That’s an interesting turn the thread has taken. I wonder how many of us took early retirement because our spouse or parent showed signs of not coping. I did this at a point when I was not thinking dementia but was thinking - old age? Deafness? Loss of confidence?

Of course none of these were the real cause but it took time for dementia to be at a stage where it could be diagnosed. By that time I had become stuck in a caring role with no escape. That is the hard truth of it. The good salary, the status, the social contacts, the holidays - now it’s nonsense conversations or none at all, incontinence, disturbed sleep and a questioning of how the blazes it all came about.
 

Philbo

Registered User
Feb 28, 2017
834
Kent
The continence service only provided pads and that was a fight. “Dementia patients do funny things with pads so prefer not to prescribe them”
pull ups are much easier so I choose to buy these myself.
Primrose hospice helped by providing a commode & contacting the continence service on my behalf.
Last year I took early retirement from a very stressful & high powered job, so why am I finding this difficult?
I understand it can be a postcode lottery regarding just what the NHS incontinence service will provide. They initially said that they'd only provide pads for my wife but speaking to folk at our local dementia coffee morning, I found out that if there was a real need, they sometimes provided pull ups. As I had already started buying these (trial and error), I pushed and thankfully, they agreed to supply enough for 4 a day. Perhaps if they insist on pads, you could ask for written details of their policy on this, so you can take it up with the SW? (worth a try?)

I have said on other threads that I have found that carer support organisations can often signpost the best routes to try for all sorts of issues, often acting as advocates on your behalf.

Good luck.
Phil
 

Thursday

New member
Jun 20, 2019
7
Hi Angelap, I too struggle with the toileting aspect of things. The worst was when Mum tried rolling a cigarette with a lump of poo she thought was tobacco. You have to laugh! Guiltily, I prefer her sleepy days to her active days because of the trail of destruction which sometimes ensues. But, like your mother, she still has elements/days of her lovely self back.

Hi; this is my first post as I’m struggling to care for my elderly mother who has Alzheimer’s and womb cancer.
Mostly things are fine, repetitive questions etc is wearing but bearable. I am being tipped over the edge with her toilet issues.
On Sunday, after being left for a very short while she went into kitchen and had a poo in cereal bowls she took out of cupboard.

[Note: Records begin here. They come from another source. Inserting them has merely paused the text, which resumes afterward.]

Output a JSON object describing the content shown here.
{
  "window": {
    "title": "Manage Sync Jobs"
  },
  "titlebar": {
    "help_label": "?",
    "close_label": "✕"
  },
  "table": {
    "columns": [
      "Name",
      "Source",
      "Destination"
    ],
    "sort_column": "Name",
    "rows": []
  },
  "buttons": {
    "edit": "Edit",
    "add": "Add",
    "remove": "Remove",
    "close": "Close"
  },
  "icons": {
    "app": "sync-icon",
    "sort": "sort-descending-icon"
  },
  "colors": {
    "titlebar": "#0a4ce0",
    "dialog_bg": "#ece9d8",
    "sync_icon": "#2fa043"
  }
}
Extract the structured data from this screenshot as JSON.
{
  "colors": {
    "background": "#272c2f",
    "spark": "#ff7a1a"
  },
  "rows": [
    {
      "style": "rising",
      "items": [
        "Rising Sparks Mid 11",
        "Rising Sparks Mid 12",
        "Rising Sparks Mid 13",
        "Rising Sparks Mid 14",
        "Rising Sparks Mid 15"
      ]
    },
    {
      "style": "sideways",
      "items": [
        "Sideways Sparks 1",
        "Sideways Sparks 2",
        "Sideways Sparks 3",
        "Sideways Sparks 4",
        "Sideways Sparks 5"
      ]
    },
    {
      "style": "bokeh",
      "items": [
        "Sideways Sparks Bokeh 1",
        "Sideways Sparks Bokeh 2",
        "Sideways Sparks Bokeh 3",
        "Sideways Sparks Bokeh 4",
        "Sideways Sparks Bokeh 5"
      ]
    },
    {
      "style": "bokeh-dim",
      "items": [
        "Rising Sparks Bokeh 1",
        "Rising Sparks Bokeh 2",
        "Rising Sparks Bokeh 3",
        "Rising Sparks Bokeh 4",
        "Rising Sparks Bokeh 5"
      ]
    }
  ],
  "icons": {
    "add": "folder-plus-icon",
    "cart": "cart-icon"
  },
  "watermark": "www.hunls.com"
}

This morning she has wet and soiled her pad then tore it into small pieces and scattered it like confetti all over her bedroom floor.
She seems to go through different phases, this week it’s toilet, last week she had a very sleepy week, some weeks she rips and pulls apart her clothes - blaming an unknown child for the destruction, some weeks she is argumentative and difficult. Some times she is lovely and her old self. I never no which one is going To manifest.
Does anyone else have similar issues? Any advice out there?
(She has palliative care for the stage 2 cancer, other than bleeding there are no other issues, the dementia prevents her understanding the cancer diagnosis)
 

Maggiesmum

New member
Jan 9, 2019
4
My sister is the main carer for our mum with me taking time off work to give her breaks when I can. She also has incontinence and my sister is sometimes at the end of her tether with it all. Mum also shreds up dirty pull ups and throws them around. Hides poo (everywhere) and treads it all around the house. She also refuses to have carers visit to help. Some nights my poor sister is up multiple times changing the bed.
 

Angelap

New member
Sep 21, 2018
5
Wow, I’ve only just caught up on these comments. I’m amazed that others have the same poo issues. Thank you for sharing your stories, I know it’s part of the illness, but I do sometimes think I should be able to ‘cope’ better, and not be so horrified. Good luck to everyone struggling xx